During the Christmas holiday, more than 500 low-income families were served with gifts that the entire Westerly community comes together to donate and give to the Jonnycake Center for staff and volunteers to organize and distribute to those in need.
Kathy Cappizano used to be a customer at the Jonnycake thrift store. When she retired she wanted to give back to the community and a volunteer opportunity that worked with her schedule. Its been three years and she loves her volunteer work in the clothing room assisting with sorting and organizing all the clothes that are donated.
She also enjoys helping put together the annual Thanksgiving baskets and come spring and summer its inventory time in the thrift store where the old stuff gets recycled and the new treasures appear.
“I like the women I work with, we all want to contribute in some way. The center brings in all different types of people,” Kathy said. “And the volunteers are all working towards the same goal, to improve someone’s life.”
And if volunteering working with four legs instead of two is your passion, the Westerly Animal Shelter has lots of friendly furry faces and something for everyone to enjoy.
“We could not operate without our volunteer staff,” Tammy Loughlin, shelter manager/volunteer coordinator said. “We have three part-time employees for a 7 day a week operation and everyone else getting the work done is a volunteer. Our volunteer staff contributes more than 7,000 hours a year making our shelter a success!”

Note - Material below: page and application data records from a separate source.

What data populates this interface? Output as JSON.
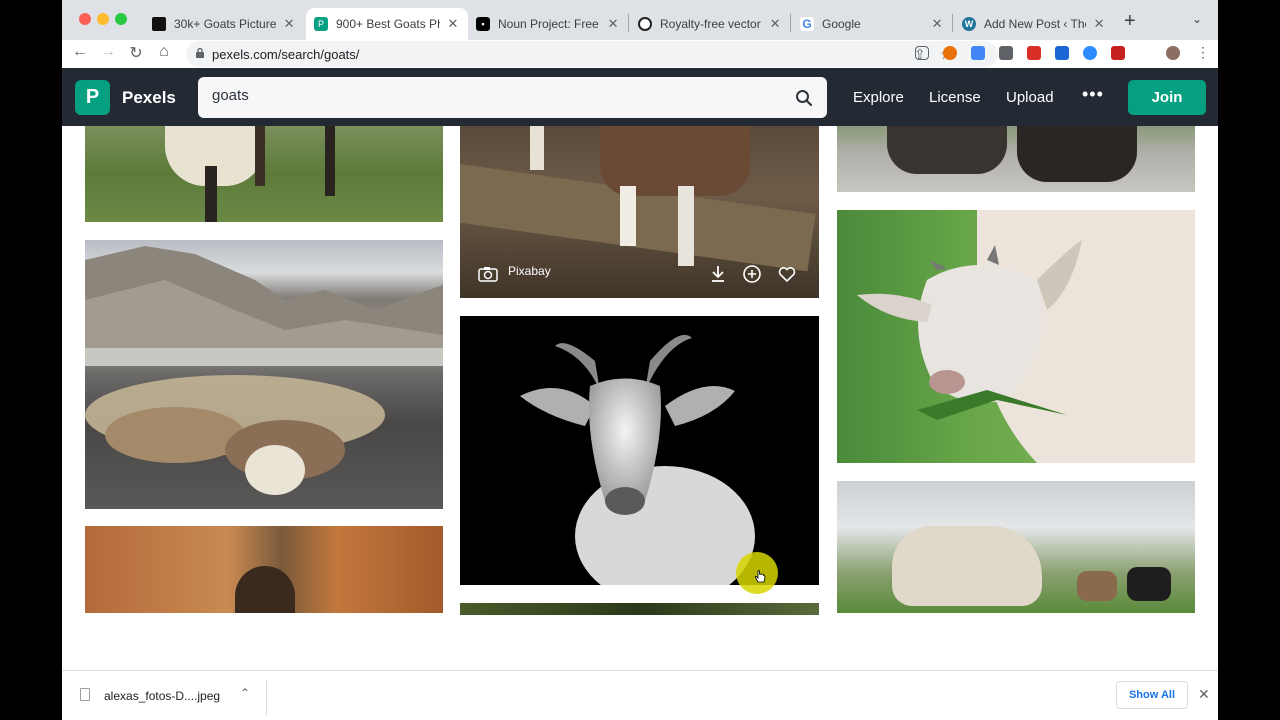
{
  "browser": {
    "tabs": [
      {
        "label": "30k+ Goats Pictures |",
        "active": false,
        "icon": "unsplash-icon"
      },
      {
        "label": "900+ Best Goats Pho",
        "active": true,
        "icon": "pexels-icon"
      },
      {
        "label": "Noun Project: Free Ic",
        "active": false,
        "icon": "noun-project-icon"
      },
      {
        "label": "Royalty-free vector cl",
        "active": false,
        "icon": "vector-site-icon"
      },
      {
        "label": "Google",
        "active": false,
        "icon": "google-icon"
      },
      {
        "label": "Add New Post ‹ The",
        "active": false,
        "icon": "wordpress-icon"
      }
    ],
    "url": "pexels.com/search/goats/"
  },
  "pexels": {
    "brand": "Pexels",
    "logo_letter": "P",
    "search_value": "goats",
    "nav": [
      "Explore",
      "License",
      "Upload"
    ],
    "more": "•••",
    "join_label": "Join",
    "hover_photographer": "Pixabay"
  },
  "download_bar": {
    "file_name": "alexas_fotos-D....jpeg",
    "show_all_label": "Show All"
  },
  "colors": {
    "brand": "#05a081",
    "header_bg": "#232a34",
    "cursor_highlight": "#d6d600"
  }
}
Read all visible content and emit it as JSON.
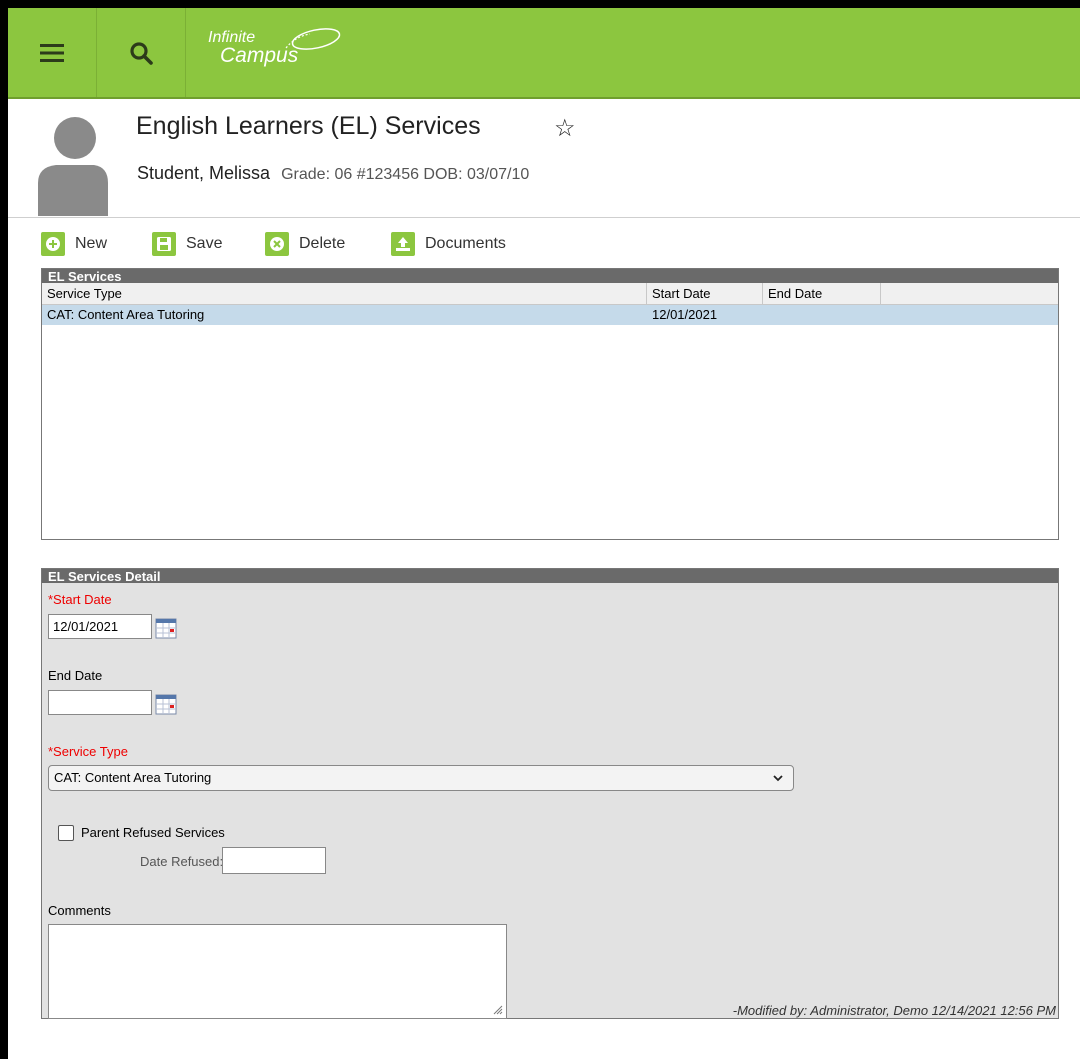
{
  "app": {
    "logo_line1": "Infinite",
    "logo_line2": "Campus"
  },
  "header": {
    "title": "English Learners (EL) Services",
    "student_name": "Student, Melissa",
    "student_meta": "Grade: 06 #123456 DOB: 03/07/10"
  },
  "toolbar": {
    "new_label": "New",
    "save_label": "Save",
    "delete_label": "Delete",
    "documents_label": "Documents"
  },
  "services": {
    "title": "EL Services",
    "columns": [
      "Service Type",
      "Start Date",
      "End Date"
    ],
    "rows": [
      {
        "service_type": "CAT: Content Area Tutoring",
        "start_date": "12/01/2021",
        "end_date": ""
      }
    ]
  },
  "detail": {
    "title": "EL Services Detail",
    "start_date_label": "*Start Date",
    "start_date_value": "12/01/2021",
    "end_date_label": "End Date",
    "end_date_value": "",
    "service_type_label": "*Service Type",
    "service_type_value": "CAT: Content Area Tutoring",
    "parent_refused_label": "Parent Refused Services",
    "parent_refused_checked": false,
    "date_refused_label": "Date Refused:",
    "date_refused_value": "",
    "comments_label": "Comments",
    "comments_value": "",
    "modified_text": "-Modified by: Administrator, Demo 12/14/2021 12:56 PM"
  },
  "colors": {
    "brand_green": "#8cc63f",
    "selected_row": "#c5daea",
    "required_label": "#e00000"
  }
}
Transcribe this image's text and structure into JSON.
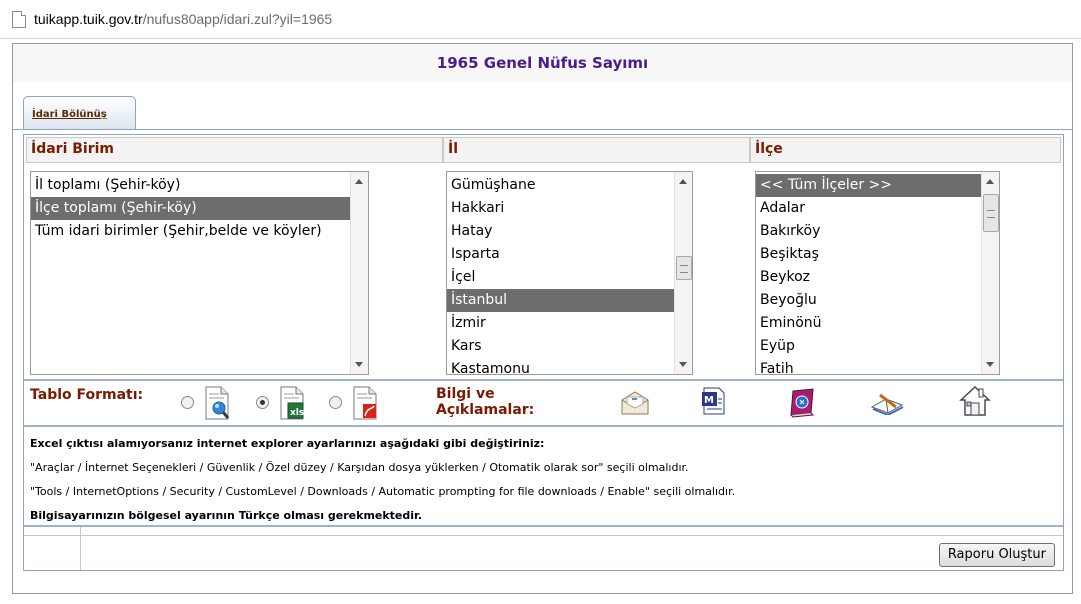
{
  "browser": {
    "url_host": "tuikapp.tuik.gov.tr",
    "url_path": "/nufus80app/idari.zul?yil=1965"
  },
  "page": {
    "title": "1965 Genel Nüfus Sayımı"
  },
  "tabs": [
    {
      "label": "İdari Bölünüş"
    }
  ],
  "columns": {
    "idari_birim": "İdari Birim",
    "il": "İl",
    "ilce": "İlçe"
  },
  "idari_list": {
    "items": [
      "İl toplamı (Şehir-köy)",
      "İlçe toplamı (Şehir-köy)",
      "Tüm idari birimler (Şehir,belde ve köyler)"
    ],
    "selected": "İlçe toplamı (Şehir-köy)"
  },
  "il_list": {
    "items": [
      "Gümüşhane",
      "Hakkari",
      "Hatay",
      "Isparta",
      "İçel",
      "İstanbul",
      "İzmir",
      "Kars",
      "Kastamonu"
    ],
    "selected": "İstanbul"
  },
  "ilce_list": {
    "items": [
      "<< Tüm İlçeler >>",
      "Adalar",
      "Bakırköy",
      "Beşiktaş",
      "Beykoz",
      "Beyoğlu",
      "Eminönü",
      "Eyüp",
      "Fatih"
    ],
    "selected": "<< Tüm İlçeler >>"
  },
  "format": {
    "label": "Tablo Formatı:",
    "options": [
      "preview",
      "excel",
      "pdf"
    ],
    "selected": "excel"
  },
  "bilgi": {
    "label_line1": "Bilgi ve",
    "label_line2": "Açıklamalar:",
    "icons": [
      "envelope-icon",
      "word-doc-icon",
      "help-book-icon",
      "open-book-icon",
      "home-icon"
    ]
  },
  "info": {
    "line1": "Excel çıktısı alamıyorsanız internet explorer ayarlarınızı aşağıdaki gibi değiştiriniz:",
    "line2": "\"Araçlar / İnternet Seçenekleri / Güvenlik / Özel düzey / Karşıdan dosya yüklerken / Otomatik olarak sor\" seçili olmalıdır.",
    "line3": "\"Tools / InternetOptions / Security / CustomLevel / Downloads / Automatic prompting for file downloads / Enable\" seçili olmalıdır.",
    "line4": "Bilgisayarınızın bölgesel ayarının Türkçe olması gerekmektedir."
  },
  "actions": {
    "report_button": "Raporu Oluştur"
  }
}
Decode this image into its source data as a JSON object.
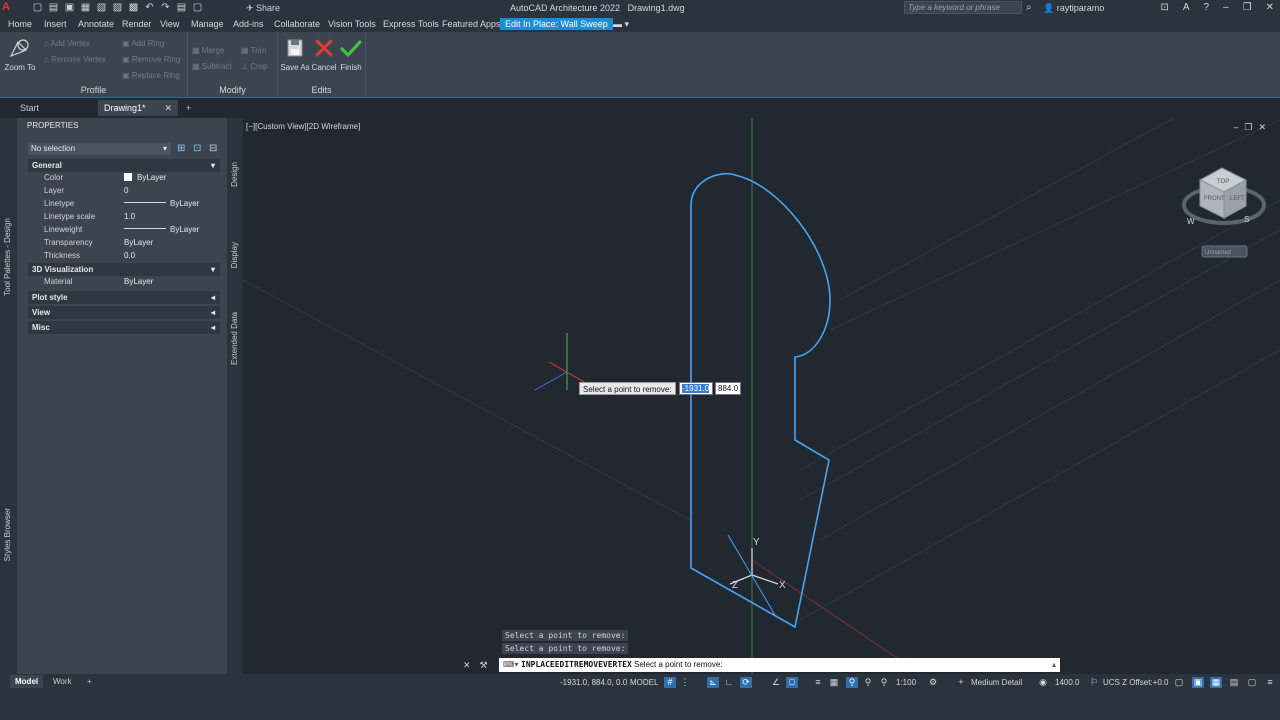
{
  "app": {
    "title": "AutoCAD Architecture 2022",
    "file": "Drawing1.dwg",
    "share_label": "Share",
    "search_placeholder": "Type a keyword or phrase",
    "user": "raytiparamo"
  },
  "menu": {
    "tabs": [
      "Home",
      "Insert",
      "Annotate",
      "Render",
      "View",
      "Manage",
      "Add-ins",
      "Collaborate",
      "Vision Tools",
      "Express Tools",
      "Featured Apps",
      "Edit In Place: Wall Sweep"
    ]
  },
  "ribbon": {
    "profile": {
      "title": "Profile",
      "zoom_to": "Zoom To",
      "add_vertex": "Add Vertex",
      "remove_vertex": "Remove Vertex",
      "add_ring": "Add Ring",
      "remove_ring": "Remove Ring",
      "replace_ring": "Replace Ring"
    },
    "modify": {
      "title": "Modify",
      "merge": "Merge",
      "trim": "Trim",
      "subtract": "Subtract",
      "crop": "Crop"
    },
    "edits": {
      "title": "Edits",
      "save_as": "Save As",
      "cancel": "Cancel",
      "finish": "Finish"
    }
  },
  "doc_tabs": {
    "start": "Start",
    "drawing": "Drawing1*"
  },
  "left_strip": {
    "tool_palettes": "Tool Palettes - Design",
    "styles_browser": "Styles Browser"
  },
  "properties": {
    "header": "PROPERTIES",
    "selection": "No selection",
    "general": {
      "title": "General",
      "rows": [
        {
          "key": "Color",
          "value": "ByLayer"
        },
        {
          "key": "Layer",
          "value": "0"
        },
        {
          "key": "Linetype",
          "value": "ByLayer"
        },
        {
          "key": "Linetype scale",
          "value": "1.0"
        },
        {
          "key": "Lineweight",
          "value": "ByLayer"
        },
        {
          "key": "Transparency",
          "value": "ByLayer"
        },
        {
          "key": "Thickness",
          "value": "0.0"
        }
      ]
    },
    "viz": {
      "title": "3D Visualization",
      "material_key": "Material",
      "material_value": "ByLayer"
    },
    "sections": [
      "Plot style",
      "View",
      "Misc"
    ],
    "side_tabs": [
      "Design",
      "Display",
      "Extended Data"
    ]
  },
  "viewport": {
    "label": "[−][Custom View][2D Wireframe]",
    "prompt": "Select a point to remove:",
    "coord_x": "-1931.0",
    "coord_y": "884.0",
    "viewcube_top": "TOP",
    "viewcube_front": "FRONT",
    "viewcube_left": "LEFT",
    "compass_s": "S",
    "compass_w": "W",
    "ucs_name": "Unnamed",
    "axis_y": "Y",
    "axis_x": "X",
    "axis_z": "Z"
  },
  "command": {
    "history": [
      "Select a point to remove:",
      "Select a point to remove:"
    ],
    "current_cmd": "INPLACEEDITREMOVEVERTEX",
    "current_prompt": "Select a point to remove:"
  },
  "status": {
    "tab_model": "Model",
    "tab_work": "Work",
    "coords": "-1931.0, 884.0, 0.0",
    "space": "MODEL",
    "scale": "1:100",
    "detail": "Medium Detail",
    "elevation": "1400.0",
    "ucs_offset": "UCS Z Offset:+0.0"
  },
  "colors": {
    "accent": "#1a8fd8",
    "profile_line": "#4aa3f0",
    "cancel_red": "#e53935",
    "finish_green": "#43c04a"
  }
}
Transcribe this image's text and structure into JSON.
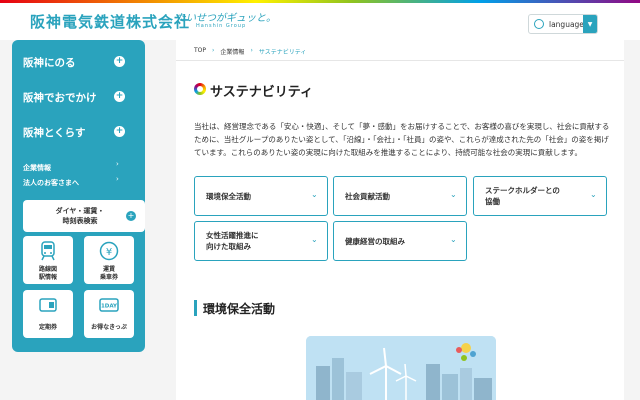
{
  "header": {
    "logo": "阪神電気鉄道株式会社",
    "slogan": "たいせつがギュッと。",
    "slogan_sub": "Hanshin Group",
    "language_label": "language"
  },
  "sidebar": {
    "main_items": [
      {
        "label": "阪神にのる"
      },
      {
        "label": "阪神でおでかけ"
      },
      {
        "label": "阪神とくらす"
      }
    ],
    "sub_items": [
      {
        "label": "企業情報"
      },
      {
        "label": "法人のお客さまへ"
      }
    ],
    "timetable_button": {
      "line1": "ダイヤ・運賃・",
      "line2": "時刻表検索"
    },
    "tiles": [
      {
        "line1": "路線図",
        "line2": "駅情報"
      },
      {
        "line1": "運賃",
        "line2": "乗車券"
      },
      {
        "line1": "定期券",
        "line2": ""
      },
      {
        "line1": "お得なきっぷ",
        "line2": "",
        "badge": "1DAY"
      }
    ]
  },
  "breadcrumb": {
    "home": "TOP",
    "parent": "企業情報",
    "current": "サステナビリティ"
  },
  "main": {
    "title": "サステナビリティ",
    "intro": "当社は、経営理念である「安心・快適」、そして「夢・感動」をお届けすることで、お客様の喜びを実現し、社会に貢献するために、当社グループのありたい姿として、「沿線」・「会社」・「社員」の姿や、これらが達成された先の「社会」の姿を掲げています。これらのありたい姿の実現に向けた取組みを推進することにより、持続可能な社会の実現に貢献します。",
    "cards": [
      {
        "line1": "環境保全活動",
        "line2": ""
      },
      {
        "line1": "社会貢献活動",
        "line2": ""
      },
      {
        "line1": "ステークホルダーとの",
        "line2": "協働"
      },
      {
        "line1": "女性活躍推進に",
        "line2": "向けた取組み"
      },
      {
        "line1": "健康経営の取組み",
        "line2": ""
      }
    ],
    "section_title": "環境保全活動"
  },
  "colors": {
    "accent": "#2aa3bd",
    "text": "#333333",
    "background": "#f4f4f4"
  }
}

Its been 15 years for dedicated volunteer Mary Elmore and she still remembers the day she first walked into the old shelter, met a dog named Mel, their mascot, and started walking him. With that many years of volunteer experience notched in her leash, Mary does a little bit of everything. From washing dishes, doing laundry, assisting potential pet adopters, and training new volunteers. She also helps with special needs animals and working with other rescue groups to find loving homes for dogs and cats that need a little bit more attention.
She recently fostered a 12-week old kitten that had sclerosis and was able to find him a forever home through another rescue organization.
“Knowing you are doing something to help animals is wonderful,” Mary said. “Also the comradery and meeting so many people that share your interests, it’s a wonderful group of friends.”
Sara Belchik is another one of the shining examples of a dedicated volunteer, who came to the shelter over seven years ago as a young teenager and now a college student at the University of Illinois can’t’ wait to get back for summers and on college break to work with the animals and help doing a little bit of everything at the shelter.
She remembers tagging along with a friend when she was 12 and because she was so young and first learning at the animal shelter she spent most of her time in the cat room playing with them and getting them socialized to go off to a good home.
“This has been a great leadership opportunity for me, I have such a passion for animals,” Sara said. “It was where everyone that young begins and I fell in love with it.”
She has since graduated to helping Tammy with online adoptions, social media, organizing the animal intake database and with summer camp. This past summer the Westerly Animal Shelter offered a two-week camp for elementary to middle school ages kids to take part in fun activities focusing on the animals, learning about what it takes to run the shelter, helping with cleaning, playing with the dogs and cats, and listening to guest speakers like K9 officers and demonstrations of search and rescue dogs.
Sara assisted with the day to day activities of the summer camp, as well taking pictures and working with the kids to put together a scrapbook of their memories with the animals. “If you love animals, there is something here for everyone.”